Sunscreen, a Product Meant to Prevent Cancer, Can Also Cause It

What people call sunscreens or suntan lotions are topical products that limit how much solar radiation penetrates your skin. The most powerful forms of solar radiation can do intense damage to your body, especially your skin.

By applying sunscreen before going outside or onto the beach, people help protect their skin from the ravages of intense solar exposure. Although some sunshine is necessary for your body to synthesize vitamin D, too much sunshine puts you at risk of developing skin cancer.

Solar radiation is dangerous year-round, but many people only use sunscreens during the hottest part of the year when the sun is most powerful. Unfortunately, when you proactively reach for a product to protect you from the sun, you might wind up putting yourself at increased risk of leukemia, which is cancer of the parts of your body that make blood, like bone marrow.

How Could a Sunscreen Cause Cancer?

In theory, sunscreens are safe to use or at least considered safer than unmitigated solar exposure.
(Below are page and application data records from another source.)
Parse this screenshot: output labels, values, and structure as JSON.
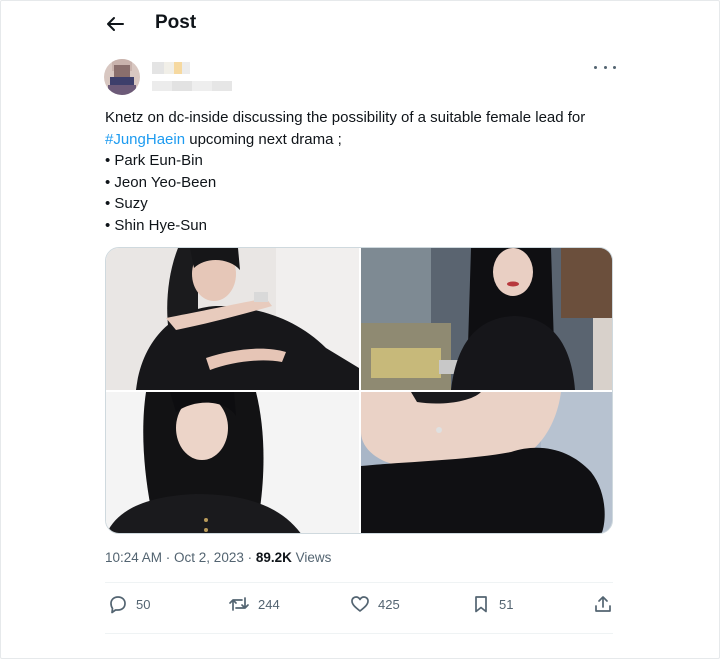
{
  "header": {
    "title": "Post",
    "back_icon": "arrow-left-icon"
  },
  "author": {
    "name": "",
    "handle": "",
    "avatar_colors": [
      "#c9b3ad",
      "#8a6f6d",
      "#3d3f6b",
      "#6c5a78",
      "#d8c7c1"
    ]
  },
  "post": {
    "lines": [
      {
        "text": "Knetz on dc-inside discussing the possibility of a suitable female lead for"
      },
      {
        "hashtag": "#JungHaein",
        "text": " upcoming next drama ;"
      },
      {
        "text": "• Park Eun-Bin"
      },
      {
        "text": "• Jeon Yeo-Been"
      },
      {
        "text": "• Suzy"
      },
      {
        "text": "• Shin Hye-Sun"
      }
    ]
  },
  "meta": {
    "time": "10:24 AM",
    "separator": " · ",
    "date": "Oct 2, 2023",
    "sep2": " · ",
    "views_count": "89.2K",
    "views_label": " Views"
  },
  "actions": {
    "replies": "50",
    "reposts": "244",
    "likes": "425",
    "bookmarks": "51"
  },
  "colors": {
    "accent": "#1d9bf0",
    "text": "#0f1419",
    "muted": "#536471",
    "border": "#cfd9de"
  }
}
However, the safety of sunscreens depends on how companies formulate the products. Recently, independent tests by laboratories have found that multiple popular kinds of sunscreen had benzene contamination.

Benzene is a known carcinogen linked to leukemia and other disorders of the blood. There has been a recall of the affected products, but not before people bought them. People trying to be responsible and protect themselves or their small children from skin cancer could unknowingly have increased their risk of developing leukemia instead.

Could Your Sunscreen Have Put You or Your Family at Risk?

For years, manually applying sunscreen lotion was the only option for those trying to reduce their skin cancer risk. Many movies have integrated jokes about the opaque white streaks left behind when someone applies sunscreen.

In recent years, manufacturers have introduced aerosol products that don’t require all that rubbing and also don’t leave behind a visible residue. Unfortunately, aerosol sunscreens are the only kind implicated in the recent testing for benzene.

The brands potentially affected by benzene contamination include:

  • Aveeno® Protect + Refresh aerosol
  • Neutrogena® Beach Defense® aerosol
  • Neutrogena® Cool Dry Sport aerosol
  • Neutrogena® Invisible Daily™ defense aerosol
  • Neutrogena® Ultra Sheer® aerosol

If you have used any of these benzene-contaminated sunscreens and have been diagnosed with leukemia, call the experienced attorneys at McDermott & Hickey LLC for a free consultation.